## GIVEN RECORDS:
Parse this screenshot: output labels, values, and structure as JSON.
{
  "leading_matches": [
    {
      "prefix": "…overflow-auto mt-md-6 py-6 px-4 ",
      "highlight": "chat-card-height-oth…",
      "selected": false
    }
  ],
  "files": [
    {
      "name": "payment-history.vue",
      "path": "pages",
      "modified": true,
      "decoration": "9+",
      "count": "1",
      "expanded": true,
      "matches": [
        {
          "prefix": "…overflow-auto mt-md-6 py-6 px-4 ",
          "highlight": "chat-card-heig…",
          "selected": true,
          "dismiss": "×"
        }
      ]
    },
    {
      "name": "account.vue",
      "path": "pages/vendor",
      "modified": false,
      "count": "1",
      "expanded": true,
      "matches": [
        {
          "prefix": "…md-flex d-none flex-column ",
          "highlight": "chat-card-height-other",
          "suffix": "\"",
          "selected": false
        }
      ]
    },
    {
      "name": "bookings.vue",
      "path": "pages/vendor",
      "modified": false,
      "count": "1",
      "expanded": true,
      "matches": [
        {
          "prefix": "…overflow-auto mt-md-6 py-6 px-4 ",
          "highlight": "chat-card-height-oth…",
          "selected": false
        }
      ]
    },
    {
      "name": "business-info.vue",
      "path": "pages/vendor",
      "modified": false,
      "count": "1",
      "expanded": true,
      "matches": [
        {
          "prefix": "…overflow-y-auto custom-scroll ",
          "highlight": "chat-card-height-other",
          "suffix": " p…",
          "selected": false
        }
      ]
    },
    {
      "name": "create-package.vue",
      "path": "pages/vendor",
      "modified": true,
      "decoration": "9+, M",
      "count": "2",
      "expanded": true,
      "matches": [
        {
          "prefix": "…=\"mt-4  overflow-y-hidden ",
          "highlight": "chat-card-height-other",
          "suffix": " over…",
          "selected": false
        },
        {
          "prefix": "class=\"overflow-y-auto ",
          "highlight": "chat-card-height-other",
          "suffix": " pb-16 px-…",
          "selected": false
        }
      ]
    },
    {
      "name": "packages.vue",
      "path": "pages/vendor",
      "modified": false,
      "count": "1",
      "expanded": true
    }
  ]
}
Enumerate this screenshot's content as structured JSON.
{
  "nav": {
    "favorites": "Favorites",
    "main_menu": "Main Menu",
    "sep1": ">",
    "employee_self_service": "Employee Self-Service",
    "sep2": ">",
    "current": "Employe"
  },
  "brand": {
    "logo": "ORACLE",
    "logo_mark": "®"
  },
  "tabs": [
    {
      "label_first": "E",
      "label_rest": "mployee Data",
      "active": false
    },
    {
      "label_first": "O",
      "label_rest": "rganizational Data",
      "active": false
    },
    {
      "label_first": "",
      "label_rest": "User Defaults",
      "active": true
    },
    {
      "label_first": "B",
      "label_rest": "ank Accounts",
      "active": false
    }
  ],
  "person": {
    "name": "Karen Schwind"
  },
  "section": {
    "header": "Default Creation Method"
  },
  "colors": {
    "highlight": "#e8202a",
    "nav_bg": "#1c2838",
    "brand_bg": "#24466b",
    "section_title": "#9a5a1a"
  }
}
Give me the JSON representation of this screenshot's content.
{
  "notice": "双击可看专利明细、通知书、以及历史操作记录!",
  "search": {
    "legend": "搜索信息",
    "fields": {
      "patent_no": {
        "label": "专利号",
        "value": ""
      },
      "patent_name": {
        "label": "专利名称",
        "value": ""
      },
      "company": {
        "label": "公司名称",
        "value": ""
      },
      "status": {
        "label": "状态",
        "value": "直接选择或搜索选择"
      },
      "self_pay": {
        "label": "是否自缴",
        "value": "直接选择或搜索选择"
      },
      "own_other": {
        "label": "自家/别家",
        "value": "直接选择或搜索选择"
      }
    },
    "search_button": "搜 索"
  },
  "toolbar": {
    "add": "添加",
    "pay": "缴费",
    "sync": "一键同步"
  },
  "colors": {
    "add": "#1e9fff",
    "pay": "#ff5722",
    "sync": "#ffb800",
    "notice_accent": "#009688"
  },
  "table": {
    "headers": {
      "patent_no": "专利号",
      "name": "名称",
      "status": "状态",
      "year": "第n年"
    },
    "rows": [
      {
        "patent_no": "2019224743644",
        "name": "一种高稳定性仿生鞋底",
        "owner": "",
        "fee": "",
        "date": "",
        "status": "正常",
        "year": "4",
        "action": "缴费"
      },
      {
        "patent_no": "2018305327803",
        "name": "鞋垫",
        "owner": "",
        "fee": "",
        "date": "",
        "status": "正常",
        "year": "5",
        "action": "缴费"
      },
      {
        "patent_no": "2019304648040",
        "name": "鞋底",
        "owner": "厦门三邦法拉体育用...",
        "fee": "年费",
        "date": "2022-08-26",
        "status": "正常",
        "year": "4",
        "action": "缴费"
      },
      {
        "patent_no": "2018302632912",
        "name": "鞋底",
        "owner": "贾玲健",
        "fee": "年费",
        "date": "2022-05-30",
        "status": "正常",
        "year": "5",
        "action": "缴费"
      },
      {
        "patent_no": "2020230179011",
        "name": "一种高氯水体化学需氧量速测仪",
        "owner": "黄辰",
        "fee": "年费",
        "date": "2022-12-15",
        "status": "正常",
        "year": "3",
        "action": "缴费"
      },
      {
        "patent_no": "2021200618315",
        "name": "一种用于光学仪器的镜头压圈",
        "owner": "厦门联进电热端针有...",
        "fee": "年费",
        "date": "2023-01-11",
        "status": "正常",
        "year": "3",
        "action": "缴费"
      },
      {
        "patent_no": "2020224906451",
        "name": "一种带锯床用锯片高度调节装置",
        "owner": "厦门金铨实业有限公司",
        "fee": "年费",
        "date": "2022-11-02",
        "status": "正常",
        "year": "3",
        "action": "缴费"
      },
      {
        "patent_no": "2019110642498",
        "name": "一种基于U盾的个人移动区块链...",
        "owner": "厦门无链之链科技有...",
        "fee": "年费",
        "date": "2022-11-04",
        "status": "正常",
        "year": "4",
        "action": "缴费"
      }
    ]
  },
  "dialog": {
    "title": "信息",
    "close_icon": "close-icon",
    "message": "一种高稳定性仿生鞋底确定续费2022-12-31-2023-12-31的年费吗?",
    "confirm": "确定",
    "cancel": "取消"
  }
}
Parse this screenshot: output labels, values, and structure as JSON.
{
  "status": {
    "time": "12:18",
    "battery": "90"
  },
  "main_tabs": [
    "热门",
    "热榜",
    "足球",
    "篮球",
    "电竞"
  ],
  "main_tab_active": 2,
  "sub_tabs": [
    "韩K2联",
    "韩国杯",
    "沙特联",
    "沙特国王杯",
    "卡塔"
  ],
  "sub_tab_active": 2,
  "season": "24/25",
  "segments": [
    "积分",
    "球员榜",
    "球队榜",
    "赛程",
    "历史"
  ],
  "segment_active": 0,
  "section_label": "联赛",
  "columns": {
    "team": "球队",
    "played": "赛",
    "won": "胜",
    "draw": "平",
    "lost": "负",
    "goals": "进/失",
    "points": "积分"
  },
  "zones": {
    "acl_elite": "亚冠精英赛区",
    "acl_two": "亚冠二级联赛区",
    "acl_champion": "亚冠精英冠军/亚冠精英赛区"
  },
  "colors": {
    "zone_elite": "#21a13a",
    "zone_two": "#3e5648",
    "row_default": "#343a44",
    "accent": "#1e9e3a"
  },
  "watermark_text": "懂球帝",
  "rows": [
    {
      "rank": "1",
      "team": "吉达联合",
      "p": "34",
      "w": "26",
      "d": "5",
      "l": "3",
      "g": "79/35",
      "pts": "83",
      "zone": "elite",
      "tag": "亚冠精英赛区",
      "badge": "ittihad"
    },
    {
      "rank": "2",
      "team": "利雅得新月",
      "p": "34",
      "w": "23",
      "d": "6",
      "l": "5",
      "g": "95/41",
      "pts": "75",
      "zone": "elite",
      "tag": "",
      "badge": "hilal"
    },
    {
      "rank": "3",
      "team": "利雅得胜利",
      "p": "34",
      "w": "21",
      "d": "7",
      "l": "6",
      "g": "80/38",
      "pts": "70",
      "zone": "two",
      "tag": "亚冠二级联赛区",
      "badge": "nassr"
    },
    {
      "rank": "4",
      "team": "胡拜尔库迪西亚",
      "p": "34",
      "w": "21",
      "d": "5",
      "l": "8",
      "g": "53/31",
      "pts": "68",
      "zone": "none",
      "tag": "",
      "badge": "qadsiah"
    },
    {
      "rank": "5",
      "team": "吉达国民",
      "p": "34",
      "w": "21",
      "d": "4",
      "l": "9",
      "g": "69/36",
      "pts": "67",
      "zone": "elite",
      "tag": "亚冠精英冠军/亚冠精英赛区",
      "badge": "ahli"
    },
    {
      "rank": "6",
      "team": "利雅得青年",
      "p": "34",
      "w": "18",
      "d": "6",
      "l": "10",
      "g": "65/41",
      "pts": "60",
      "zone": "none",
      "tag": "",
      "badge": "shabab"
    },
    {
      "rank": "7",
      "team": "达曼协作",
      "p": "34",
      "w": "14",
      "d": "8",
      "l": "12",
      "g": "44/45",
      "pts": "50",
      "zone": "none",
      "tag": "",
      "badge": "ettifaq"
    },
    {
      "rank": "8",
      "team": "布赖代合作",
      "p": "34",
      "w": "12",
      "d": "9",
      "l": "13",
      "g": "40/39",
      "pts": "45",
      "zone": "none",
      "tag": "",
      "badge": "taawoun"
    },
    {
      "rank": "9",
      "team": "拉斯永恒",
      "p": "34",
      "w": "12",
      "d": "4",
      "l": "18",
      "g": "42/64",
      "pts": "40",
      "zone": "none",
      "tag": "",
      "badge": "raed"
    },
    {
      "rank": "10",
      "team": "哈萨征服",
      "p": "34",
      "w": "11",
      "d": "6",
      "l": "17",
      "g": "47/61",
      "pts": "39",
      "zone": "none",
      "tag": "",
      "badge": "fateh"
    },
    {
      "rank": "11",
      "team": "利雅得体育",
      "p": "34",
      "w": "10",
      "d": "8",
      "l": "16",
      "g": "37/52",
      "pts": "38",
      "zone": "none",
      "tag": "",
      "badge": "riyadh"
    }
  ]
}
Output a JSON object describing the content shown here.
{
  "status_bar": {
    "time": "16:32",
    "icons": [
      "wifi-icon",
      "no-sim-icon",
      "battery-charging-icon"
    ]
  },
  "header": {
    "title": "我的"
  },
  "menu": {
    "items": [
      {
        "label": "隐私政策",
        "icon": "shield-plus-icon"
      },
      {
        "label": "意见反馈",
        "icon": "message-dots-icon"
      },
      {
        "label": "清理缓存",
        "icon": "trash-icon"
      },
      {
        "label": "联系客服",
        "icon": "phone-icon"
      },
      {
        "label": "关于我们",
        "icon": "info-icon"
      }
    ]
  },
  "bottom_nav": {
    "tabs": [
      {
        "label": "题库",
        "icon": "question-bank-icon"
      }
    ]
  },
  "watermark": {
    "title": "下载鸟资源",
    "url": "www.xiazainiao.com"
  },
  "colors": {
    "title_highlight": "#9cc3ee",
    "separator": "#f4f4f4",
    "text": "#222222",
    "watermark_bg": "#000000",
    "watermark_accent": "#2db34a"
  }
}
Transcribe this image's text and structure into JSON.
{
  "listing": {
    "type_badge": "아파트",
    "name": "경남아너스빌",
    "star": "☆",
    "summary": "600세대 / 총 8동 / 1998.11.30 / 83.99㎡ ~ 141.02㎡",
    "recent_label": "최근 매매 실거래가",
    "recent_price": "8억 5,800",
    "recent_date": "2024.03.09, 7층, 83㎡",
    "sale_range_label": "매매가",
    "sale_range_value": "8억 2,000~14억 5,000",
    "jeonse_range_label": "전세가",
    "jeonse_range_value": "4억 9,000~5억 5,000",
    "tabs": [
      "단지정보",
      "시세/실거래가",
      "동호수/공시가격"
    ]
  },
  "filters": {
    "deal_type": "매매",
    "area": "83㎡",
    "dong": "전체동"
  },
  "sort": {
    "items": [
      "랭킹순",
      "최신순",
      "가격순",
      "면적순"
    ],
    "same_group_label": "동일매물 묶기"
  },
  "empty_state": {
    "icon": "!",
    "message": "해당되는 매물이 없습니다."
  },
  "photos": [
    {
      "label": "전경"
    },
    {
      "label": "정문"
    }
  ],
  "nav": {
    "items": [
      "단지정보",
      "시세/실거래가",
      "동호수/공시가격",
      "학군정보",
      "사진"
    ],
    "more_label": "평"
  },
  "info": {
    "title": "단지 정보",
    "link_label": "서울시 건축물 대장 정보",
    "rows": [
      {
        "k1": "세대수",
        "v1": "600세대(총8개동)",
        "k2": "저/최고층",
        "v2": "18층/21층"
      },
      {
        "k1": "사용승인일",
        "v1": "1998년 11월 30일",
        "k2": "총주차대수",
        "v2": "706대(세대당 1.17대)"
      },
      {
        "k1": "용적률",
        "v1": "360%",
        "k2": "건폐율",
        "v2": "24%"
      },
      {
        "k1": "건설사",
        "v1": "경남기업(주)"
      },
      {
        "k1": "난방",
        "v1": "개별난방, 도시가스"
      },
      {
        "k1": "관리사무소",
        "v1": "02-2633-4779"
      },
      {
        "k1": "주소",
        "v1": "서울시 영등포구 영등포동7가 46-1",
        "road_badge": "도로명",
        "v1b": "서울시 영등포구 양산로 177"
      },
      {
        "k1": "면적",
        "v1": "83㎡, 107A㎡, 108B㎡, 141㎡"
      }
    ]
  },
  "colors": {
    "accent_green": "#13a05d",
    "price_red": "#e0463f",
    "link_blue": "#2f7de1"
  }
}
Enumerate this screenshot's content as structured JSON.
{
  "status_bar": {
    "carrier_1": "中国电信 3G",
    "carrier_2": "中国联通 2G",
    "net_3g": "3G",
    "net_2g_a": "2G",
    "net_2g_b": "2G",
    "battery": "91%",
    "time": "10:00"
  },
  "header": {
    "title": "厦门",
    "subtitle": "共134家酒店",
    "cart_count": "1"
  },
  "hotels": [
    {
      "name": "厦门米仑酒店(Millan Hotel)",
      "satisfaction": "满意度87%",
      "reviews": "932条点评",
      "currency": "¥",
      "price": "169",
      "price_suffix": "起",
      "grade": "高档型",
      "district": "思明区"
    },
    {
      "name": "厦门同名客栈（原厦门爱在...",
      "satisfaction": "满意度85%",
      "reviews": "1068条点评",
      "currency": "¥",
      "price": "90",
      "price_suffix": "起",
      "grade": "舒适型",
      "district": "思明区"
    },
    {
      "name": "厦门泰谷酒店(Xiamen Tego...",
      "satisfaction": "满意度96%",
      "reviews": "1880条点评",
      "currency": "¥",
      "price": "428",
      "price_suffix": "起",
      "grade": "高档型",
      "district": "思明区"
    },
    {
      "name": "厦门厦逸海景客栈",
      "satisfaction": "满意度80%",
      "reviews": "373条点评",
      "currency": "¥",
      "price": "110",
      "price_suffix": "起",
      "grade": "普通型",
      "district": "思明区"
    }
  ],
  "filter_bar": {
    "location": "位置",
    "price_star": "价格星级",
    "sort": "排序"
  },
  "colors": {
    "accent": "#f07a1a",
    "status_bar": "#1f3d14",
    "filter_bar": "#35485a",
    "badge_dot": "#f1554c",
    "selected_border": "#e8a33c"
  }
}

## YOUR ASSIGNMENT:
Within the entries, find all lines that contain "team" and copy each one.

## EXERCISE SOLUTION:
    "team": "球队",
      "team": "吉达联合",
      "team": "利雅得新月",
      "team": "利雅得胜利",
      "team": "胡拜尔库迪西亚",
      "team": "吉达国民",
      "team": "利雅得青年",
      "team": "达曼协作",
      "team": "布赖代合作",
      "team": "拉斯永恒",
      "team": "哈萨征服",
      "team": "利雅得体育",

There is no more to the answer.